Repairing treasury’s difficult relationship with cash

Share on linkedin
Share on facebook
Share on twitter
Share on email
Share on print

This post originally appeared on Treasury Management International

The steady erosion of value caused by corporates stockpiling cash as interest rates remain at record lows is becoming more evident as inflation edges higher.

But solutions such as dynamic discounting could staunch the flow of cash from EMEA companies.

US interest rates continue to slowly and steadily edge higher, despite President Donald Trump declaring he’s “not thrilled” with the Federal Reserve’s policy of tightening.

American corporations’ profits are at near-record levels and their treasury departments have the added luxury of deciding how best to employ the tax windfall they received earlier this year.

Contrast this picture with that prevailing across the Atlantic, where the European Central Bank’s (ECB) benchmark refinancing rate has been stuck at zero for 30 months and change is unlikely before summer 2019.

While the Bank of England in August agreed on a modest quarter-point hike in its own base rate, that took it to only 0.75% with no further increase expected until after the dust settles from the UK’s expected departure from the European Union.

Unfortunately, for companies across Europe, the Middle East and Africa (EMEA), as the low/negative interest rate era persists, inflation has edged up to 2% and is poised to move higher. Combine higher inflation with a prolonged period of negligible investment returns and businesses are suffering a steady erosion of value.

This lose-lose situation for treasury departments is magnified by the stockpiling of cash that companies resorted to after the global financial crisis of 2008. Previously, companies sensibly avoided holding on to large amounts of cash, which served only to advertise the company as a potential takeover target.

However, the shock of a credit crisis suddenly made stockpiling cash the default mode. In the face of quantitative easing and record low interest rates, a ‘wait-and-see’ attitude developed even after treasury departments started to realise this new era might prove more than a temporary hiccup.

“‘Wait-and-see’ has proved expensive, even if many companies have paid little heed to the resulting erosion of value,” says Andrew Burns, Business Development Director at C2FO.

“Companies are still getting low returns as banks continue to shun their cash. However, in a world where treasury receives zero – or even negative – returns on its cash but inflation has reached 2%, it equates to €20m of purchasing value being lost on each €1bn of cash over the course of a year.”

“Inaction is starting to become more expensive, as deepening political risk shakes up supply chains. Brexit uncertainty, escalating trade wars, tariffs and trade sanctions, and economic crises in countries such as Turkey and Argentina are among the symptoms. Each is stoking inflationary pressures as companies begin to encounter difficulties in sourcing from many of their traditional markets.”

Break the silos down

With cash on balance sheets sitting moribund, treasurers are under pressure to offset the erosion in value from inflation by finding a suitable investment.

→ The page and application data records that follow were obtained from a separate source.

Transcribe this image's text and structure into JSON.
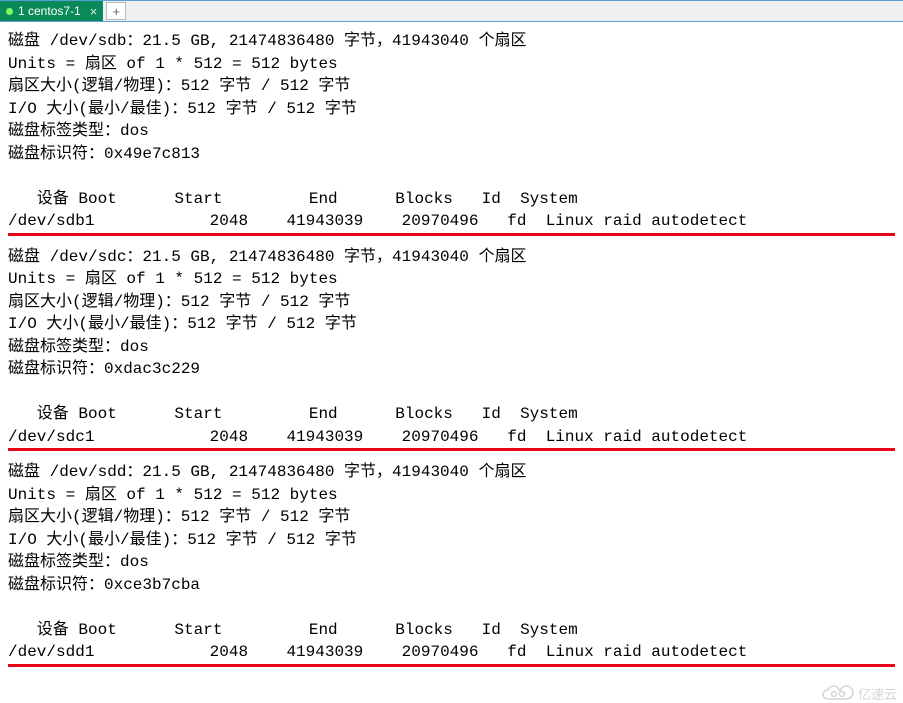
{
  "tabbar": {
    "tab_label": "1 centos7-1",
    "close_glyph": "×",
    "add_glyph": "+"
  },
  "disks": [
    {
      "line_disk": "磁盘 /dev/sdb：21.5 GB, 21474836480 字节，41943040 个扇区",
      "line_units": "Units = 扇区 of 1 * 512 = 512 bytes",
      "line_sect": "扇区大小(逻辑/物理)：512 字节 / 512 字节",
      "line_io": "I/O 大小(最小/最佳)：512 字节 / 512 字节",
      "line_label": "磁盘标签类型：dos",
      "line_id": "磁盘标识符：0x49e7c813",
      "hdr": "   设备 Boot      Start         End      Blocks   Id  System",
      "part": "/dev/sdb1            2048    41943039    20970496   fd  Linux raid autodetect"
    },
    {
      "line_disk": "磁盘 /dev/sdc：21.5 GB, 21474836480 字节，41943040 个扇区",
      "line_units": "Units = 扇区 of 1 * 512 = 512 bytes",
      "line_sect": "扇区大小(逻辑/物理)：512 字节 / 512 字节",
      "line_io": "I/O 大小(最小/最佳)：512 字节 / 512 字节",
      "line_label": "磁盘标签类型：dos",
      "line_id": "磁盘标识符：0xdac3c229",
      "hdr": "   设备 Boot      Start         End      Blocks   Id  System",
      "part": "/dev/sdc1            2048    41943039    20970496   fd  Linux raid autodetect"
    },
    {
      "line_disk": "磁盘 /dev/sdd：21.5 GB, 21474836480 字节，41943040 个扇区",
      "line_units": "Units = 扇区 of 1 * 512 = 512 bytes",
      "line_sect": "扇区大小(逻辑/物理)：512 字节 / 512 字节",
      "line_io": "I/O 大小(最小/最佳)：512 字节 / 512 字节",
      "line_label": "磁盘标签类型：dos",
      "line_id": "磁盘标识符：0xce3b7cba",
      "hdr": "   设备 Boot      Start         End      Blocks   Id  System",
      "part": "/dev/sdd1            2048    41943039    20970496   fd  Linux raid autodetect"
    }
  ],
  "watermark": {
    "text": "亿速云"
  }
}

Yet the flight to quality means that the returns from traditional safe havens such as German bunds are negligible, while most board-approved treasury policies rule out resorting to riskier investments offering higher yields.

The problem isn’t made any easier by periodic cost-cutting initiatives undertaken by many companies to maintain profitability and sustain credit ratings and investor sentiment.

With the low-hanging fruit long ago identified and taken, squeezing out costs further is an increasingly painful process that, too often, involves laying off staff, bearing down on suppliers, cutting back on activities such as R&D and re-engineering processes.

Resulting gains prove only temporary as, rather like a leaky bucket, €20m of cost savings is swallowed by the same amount or more lost to inflation and impacting on cash balances. At the same time, the potential for further cost savings without inflicting real damage on the business is dwindling.

Treasury has always focused on the impact on cash flows and debt from initiatives such as repricing and continues to do so, but current stockpiling of cash for such a prolonged period and to such an extent is unprecedented and demands a fresh approach.

“Treasury is leaking value, but too often the procurement side of the business doesn’t really understand what treasury does,” says Burns.

“Connecting the dots between treasury, procurement and finance is essential if they are to recognise their shared problem – there needs to be regular conversation between the departments to address it effectively. Smart organisations attempt to break the silos down, which requires individuals within the organisation with an ability to draw people together and work towards changing things.”

Solutions such as dynamic discounting assist these efforts and enable the benefits to be spread across the organisation.

In today’s environment such solutions have moved from being a ‘nice-to-have’ in treasury’s toolkit to a necessity, offsetting many of the inflationary costs by using cash for a defined yield or margin improvement.

Rather than a temporary patch on treasury’s leaky bucket, they offer a better approach – one that senior executives and management are waking up to as the inflationary impact gains greater visibility at board level.